About this task:
Every record must be copied exactly.

Dataset excerpts:
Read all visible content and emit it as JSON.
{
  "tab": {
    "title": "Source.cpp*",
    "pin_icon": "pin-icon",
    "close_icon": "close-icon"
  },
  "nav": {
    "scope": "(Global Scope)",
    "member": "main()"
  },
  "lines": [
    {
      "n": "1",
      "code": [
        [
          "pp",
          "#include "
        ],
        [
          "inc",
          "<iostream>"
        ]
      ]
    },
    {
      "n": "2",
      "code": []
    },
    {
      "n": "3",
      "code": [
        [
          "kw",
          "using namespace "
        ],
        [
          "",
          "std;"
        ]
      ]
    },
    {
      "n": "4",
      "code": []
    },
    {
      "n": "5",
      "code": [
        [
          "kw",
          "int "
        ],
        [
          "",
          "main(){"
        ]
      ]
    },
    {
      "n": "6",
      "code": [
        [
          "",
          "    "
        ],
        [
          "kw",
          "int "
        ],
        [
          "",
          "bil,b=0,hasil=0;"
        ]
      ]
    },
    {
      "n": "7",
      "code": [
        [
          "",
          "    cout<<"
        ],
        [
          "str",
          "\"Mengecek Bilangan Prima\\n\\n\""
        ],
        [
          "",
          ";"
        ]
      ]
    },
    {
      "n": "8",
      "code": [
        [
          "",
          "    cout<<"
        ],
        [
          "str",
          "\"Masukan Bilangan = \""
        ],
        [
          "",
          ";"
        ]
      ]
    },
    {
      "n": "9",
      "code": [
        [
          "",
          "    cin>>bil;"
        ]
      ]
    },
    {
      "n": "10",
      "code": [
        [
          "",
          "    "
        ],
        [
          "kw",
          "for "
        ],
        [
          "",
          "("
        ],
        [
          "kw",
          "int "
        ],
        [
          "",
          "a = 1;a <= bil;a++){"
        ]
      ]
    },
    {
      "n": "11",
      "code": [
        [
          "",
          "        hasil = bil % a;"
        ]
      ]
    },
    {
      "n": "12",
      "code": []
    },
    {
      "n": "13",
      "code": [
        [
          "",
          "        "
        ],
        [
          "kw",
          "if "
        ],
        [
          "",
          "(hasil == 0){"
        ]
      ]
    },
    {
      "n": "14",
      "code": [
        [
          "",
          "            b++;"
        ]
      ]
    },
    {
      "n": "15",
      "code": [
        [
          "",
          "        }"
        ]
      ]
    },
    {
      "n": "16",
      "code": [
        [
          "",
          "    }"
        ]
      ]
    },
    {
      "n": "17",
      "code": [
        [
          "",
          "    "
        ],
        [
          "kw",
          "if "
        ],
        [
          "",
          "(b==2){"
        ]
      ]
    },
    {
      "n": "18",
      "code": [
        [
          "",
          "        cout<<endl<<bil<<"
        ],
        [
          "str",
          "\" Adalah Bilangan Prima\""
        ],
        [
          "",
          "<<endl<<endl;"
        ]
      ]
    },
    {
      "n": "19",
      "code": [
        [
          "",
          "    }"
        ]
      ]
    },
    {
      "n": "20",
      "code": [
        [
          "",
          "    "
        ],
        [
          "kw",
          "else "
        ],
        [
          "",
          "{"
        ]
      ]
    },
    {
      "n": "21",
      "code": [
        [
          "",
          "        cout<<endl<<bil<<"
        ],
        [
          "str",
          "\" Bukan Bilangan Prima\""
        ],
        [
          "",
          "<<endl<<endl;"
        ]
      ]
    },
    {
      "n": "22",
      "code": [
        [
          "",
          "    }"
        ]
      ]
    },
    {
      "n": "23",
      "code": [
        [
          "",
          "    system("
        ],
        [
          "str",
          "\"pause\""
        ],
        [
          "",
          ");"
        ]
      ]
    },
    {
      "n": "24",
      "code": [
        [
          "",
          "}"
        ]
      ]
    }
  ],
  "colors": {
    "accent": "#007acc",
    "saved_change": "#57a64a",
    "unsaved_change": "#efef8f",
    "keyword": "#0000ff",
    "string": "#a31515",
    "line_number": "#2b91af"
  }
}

Solution below:
Read all visible content and emit it as JSON.
{
  "tab": {
    "title": "Source.cpp*",
    "pin_icon": "pin-icon",
    "close_icon": "close-icon"
  },
  "nav": {
    "scope": "(Global Scope)",
    "member": "main()"
  },
  "lines": [
    {
      "n": "1",
      "code": [
        [
          "pp",
          "#include "
        ],
        [
          "inc",
          "<iostream>"
        ]
      ]
    },
    {
      "n": "2",
      "code": []
    },
    {
      "n": "3",
      "code": [
        [
          "kw",
          "using namespace "
        ],
        [
          "",
          "std;"
        ]
      ]
    },
    {
      "n": "4",
      "code": []
    },
    {
      "n": "5",
      "code": [
        [
          "kw",
          "int "
        ],
        [
          "",
          "main(){"
        ]
      ]
    },
    {
      "n": "6",
      "code": [
        [
          "",
          "    "
        ],
        [
          "kw",
          "int "
        ],
        [
          "",
          "bil,b=0,hasil=0;"
        ]
      ]
    },
    {
      "n": "7",
      "code": [
        [
          "",
          "    cout<<"
        ],
        [
          "str",
          "\"Mengecek Bilangan Prima\\n\\n\""
        ],
        [
          "",
          ";"
        ]
      ]
    },
    {
      "n": "8",
      "code": [
        [
          "",
          "    cout<<"
        ],
        [
          "str",
          "\"Masukan Bilangan = \""
        ],
        [
          "",
          ";"
        ]
      ]
    },
    {
      "n": "9",
      "code": [
        [
          "",
          "    cin>>bil;"
        ]
      ]
    },
    {
      "n": "10",
      "code": [
        [
          "",
          "    "
        ],
        [
          "kw",
          "for "
        ],
        [
          "",
          "("
        ],
        [
          "kw",
          "int "
        ],
        [
          "",
          "a = 1;a <= bil;a++){"
        ]
      ]
    },
    {
      "n": "11",
      "code": [
        [
          "",
          "        hasil = bil % a;"
        ]
      ]
    },
    {
      "n": "12",
      "code": []
    },
    {
      "n": "13",
      "code": [
        [
          "",
          "        "
        ],
        [
          "kw",
          "if "
        ],
        [
          "",
          "(hasil == 0){"
        ]
      ]
    },
    {
      "n": "14",
      "code": [
        [
          "",
          "            b++;"
        ]
      ]
    },
    {
      "n": "15",
      "code": [
        [
          "",
          "        }"
        ]
      ]
    },
    {
      "n": "16",
      "code": [
        [
          "",
          "    }"
        ]
      ]
    },
    {
      "n": "17",
      "code": [
        [
          "",
          "    "
        ],
        [
          "kw",
          "if "
        ],
        [
          "",
          "(b==2){"
        ]
      ]
    },
    {
      "n": "18",
      "code": [
        [
          "",
          "        cout<<endl<<bil<<"
        ],
        [
          "str",
          "\" Adalah Bilangan Prima\""
        ],
        [
          "",
          "<<endl<<endl;"
        ]
      ]
    },
    {
      "n": "19",
      "code": [
        [
          "",
          "    }"
        ]
      ]
    },
    {
      "n": "20",
      "code": [
        [
          "",
          "    "
        ],
        [
          "kw",
          "else "
        ],
        [
          "",
          "{"
        ]
      ]
    },
    {
      "n": "21",
      "code": [
        [
          "",
          "        cout<<endl<<bil<<"
        ],
        [
          "str",
          "\" Bukan Bilangan Prima\""
        ],
        [
          "",
          "<<endl<<endl;"
        ]
      ]
    },
    {
      "n": "22",
      "code": [
        [
          "",
          "    }"
        ]
      ]
    },
    {
      "n": "23",
      "code": [
        [
          "",
          "    system("
        ],
        [
          "str",
          "\"pause\""
        ],
        [
          "",
          ");"
        ]
      ]
    },
    {
      "n": "24",
      "code": [
        [
          "",
          "}"
        ]
      ]
    }
  ],
  "colors": {
    "accent": "#007acc",
    "saved_change": "#57a64a",
    "unsaved_change": "#efef8f",
    "keyword": "#0000ff",
    "string": "#a31515",
    "line_number": "#2b91af"
  }
}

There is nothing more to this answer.